5 Black Rhinos to Embark on Historic Transport From Europe to Africa
Finally, some good news for the critically endangered rhinos.
Of the few remaining critically endangered black rhinoceroses in the world, about 60 live in institutions and 5,000 live wild in Africa. It’s not a great situation: In the 1970s, about 65,000 of the majestic beasts ran free. Poaching in Africa has made the rhinos’ home continent a particularly dangerous place for them in recent years, but as local governments get the problem under control in some regions, a group of Czech researchers are unveiling a historic plan to bring the black rhinos to Rwanda after a long stint in Europe.
Researchers and zookeepers at the Czech Republic-based Dvur Králové Zoo announced on Tuesday their plan to send five black rhinoceroses from their zoo and additional zoos in Denmark and the UK back to Rwanda’s Akagera National Park in 2019. The video above shows a black rhino calf named Jasiri, playing with a black cat at Dvur Králové. The zookeepers describe her as a “heroine of the great story,” having overcome her unusually small birth size — too small to suckle her mom’s milk — to grow into a healthy young calf.
There’s a long, never-travelled road ahead for Jasiri, so you can’t blame her for trying to squeeze in a quiet moment with a local cat beforehand. She and the other four rhinos are scheduled for their journey on May or June 2019, making them part of the largest transport of rhinos in history. In the meantime, they’ll be undergoing training at Dvur Králové in order to sit through the plane ride to Kigali, Rwanda.
Akagera National Park has recently become a hotspot for rhino conservation, marking a dramatic change in the park’s rhino population. While in the 1970s the savannah park had about 50 roaming black rhinos, poaching for horns whittled the population to zero in 2007. But in 2017, 20 black rhinos were reintroduced from South Africa to the park — an “extraordinary homecoming,” as the African Parks organization put it — and Jasiri and her entourage are meant to augment this growing population.
African Parks has been boosting security at the park since 2010, adding a helicopter for air surveillance, a team of rhino trackers, and a canine unit, according to the Guardian. Akagera stands to benefit from protecting its wildlife, too: As one spokesperson told The New Times in February, “Tourism and revenues from tourism continue to increase year on year.” The park boasts growing populations of the “Big Five”: rhino, lion, elephant, leopard and buffalo.
Meanwhile, researchers are searching for ways to use science to put an end to poaching and boost the growing but delicate populations. Scientists have used the black rhino genome to catch poachers using DNA profiling, much as forensics experts catch human criminals. Meanwhile, reproductive health researchers are using surrogate techniques to bring back the white rhino, which lost its last male in May. Using frozen sperm from the now-dead male to impregnate a female of a closely related species, they hope to reintroduce a calf in the next few years.
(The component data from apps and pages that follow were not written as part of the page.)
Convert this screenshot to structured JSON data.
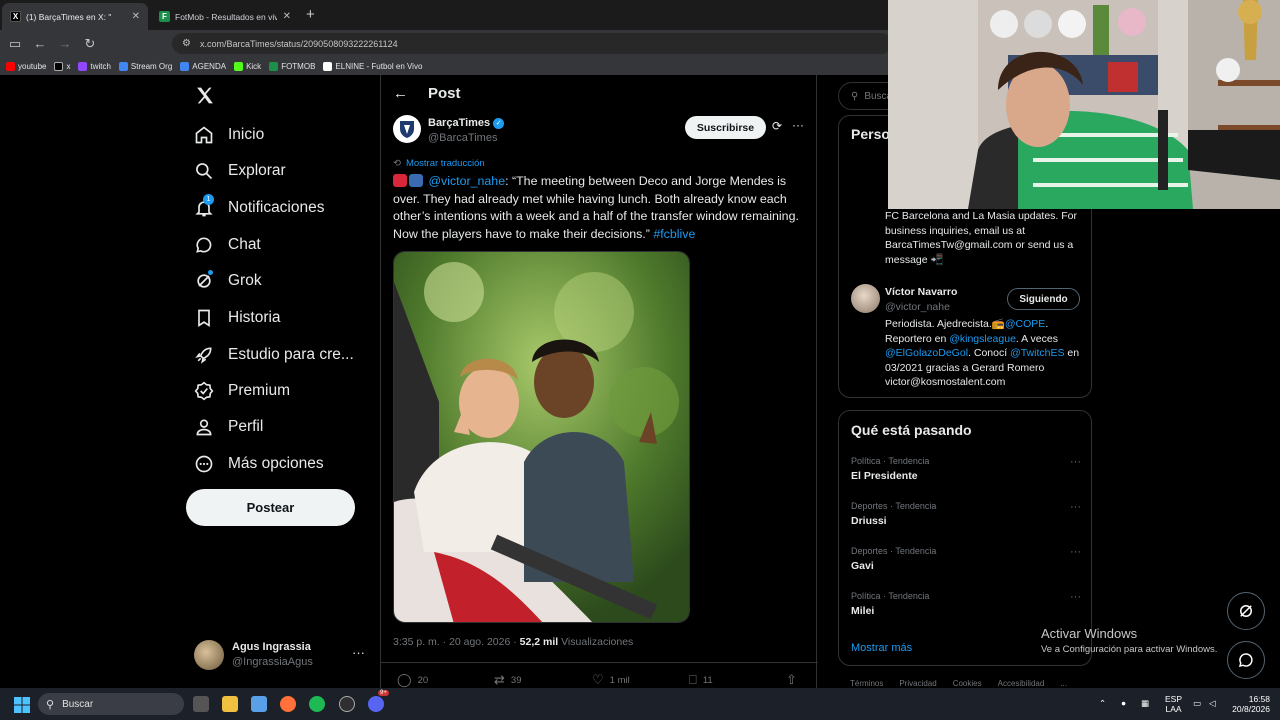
{
  "browser": {
    "tabs": [
      {
        "title": "(1) BarçaTimes en X: \"",
        "close": "✕"
      },
      {
        "title": "FotMob - Resultados en vivo de",
        "close": "✕"
      }
    ],
    "new_tab": "+",
    "url": "x.com/BarcaTimes/status/2090508093222261124",
    "bookmarks": [
      "youtube",
      "x",
      "twitch",
      "Stream Org",
      "AGENDA",
      "Kick",
      "FOTMOB",
      "ELNINE - Futbol en Vivo"
    ]
  },
  "nav": {
    "items": [
      {
        "label": "Inicio",
        "icon": "home-icon"
      },
      {
        "label": "Explorar",
        "icon": "search-icon"
      },
      {
        "label": "Notificaciones",
        "icon": "bell-icon",
        "badge": "1"
      },
      {
        "label": "Chat",
        "icon": "chat-bubble-icon"
      },
      {
        "label": "Grok",
        "icon": "grok-icon"
      },
      {
        "label": "Historia",
        "icon": "bookmark-icon"
      },
      {
        "label": "Estudio para cre...",
        "icon": "rocket-icon"
      },
      {
        "label": "Premium",
        "icon": "verified-badge-icon"
      },
      {
        "label": "Perfil",
        "icon": "person-icon"
      },
      {
        "label": "Más opciones",
        "icon": "more-circle-icon"
      }
    ],
    "post_button": "Postear",
    "account": {
      "name": "Agus Ingrassia",
      "handle": "@IngrassiaAgus"
    }
  },
  "post": {
    "header": "Post",
    "author_name": "BarçaTimes",
    "author_handle": "@BarcaTimes",
    "subscribe": "Suscribirse",
    "translate": "Mostrar traducción",
    "mention": "@victor_nahe",
    "text": ": “The meeting between Deco and Jorge Mendes is over. They had already met while having lunch. Both already know each other’s intentions with a week and a half of the transfer window remaining. Now the players have to make their decisions.” ",
    "hashtag": "#fcblive",
    "time": "3:35 p. m. · 20 ago. 2026 · ",
    "views_count": "52,2 mil",
    "views_label": " Visualizaciones",
    "replies": "20",
    "reposts": "39",
    "likes": "1 mil",
    "bookmarks": "11"
  },
  "right": {
    "search_placeholder": "Busca",
    "people_title": "Perso",
    "barca_bio": "FC Barcelona and La Masia updates. For business inquiries, email us at BarcaTimesTw@gmail.com or send us a message 📲",
    "victor": {
      "name": "Víctor Navarro",
      "handle": "@victor_nahe",
      "follow": "Siguiendo",
      "bio_1": "Periodista. Ajedrecista.📻",
      "cope": "@COPE",
      "bio_2": ". Reportero en ",
      "kings": "@kingsleague",
      "bio_3": ". A veces ",
      "golazo": "@ElGolazoDeGol",
      "bio_4": ". Conocí ",
      "twitch": "@TwitchES",
      "bio_5": " en 03/2021 gracias a Gerard Romero victor@kosmostalent.com"
    },
    "trending_title": "Qué está pasando",
    "trends": [
      {
        "meta": "Política · Tendencia",
        "name": "El Presidente"
      },
      {
        "meta": "Deportes · Tendencia",
        "name": "Driussi"
      },
      {
        "meta": "Deportes · Tendencia",
        "name": "Gavi"
      },
      {
        "meta": "Política · Tendencia",
        "name": "Milei"
      }
    ],
    "show_more": "Mostrar más",
    "footer": [
      "Términos",
      "Privacidad",
      "Cookies",
      "Accesibilidad",
      "..."
    ]
  },
  "watermark": {
    "title": "Activar Windows",
    "subtitle": "Ve a Configuración para activar Windows."
  },
  "taskbar": {
    "search": "Buscar",
    "lang_1": "ESP",
    "lang_2": "LAA",
    "time": "16:58",
    "date": "20/8/2026",
    "discord_badge": "9+"
  },
  "colors": {
    "accent": "#1d9bf0",
    "background": "#000000",
    "border": "#2f3336",
    "muted": "#71767b"
  }
}
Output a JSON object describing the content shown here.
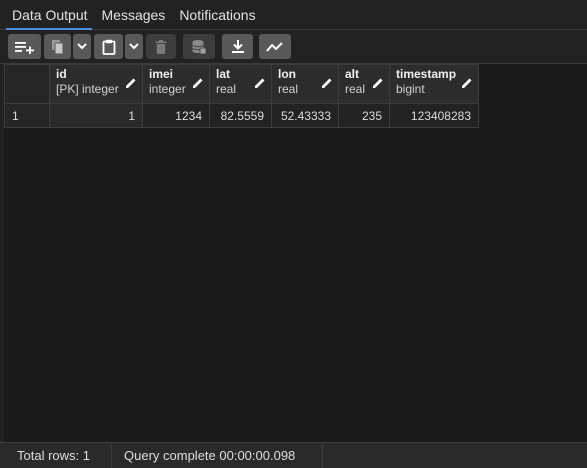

But for Jasiri and her four companions, the hope is that they’ll help grow the the rhino population in Akagera the way their ancestors did for millennia — long before humans conceived of poaching, or were bold enough to bother rhinos at all.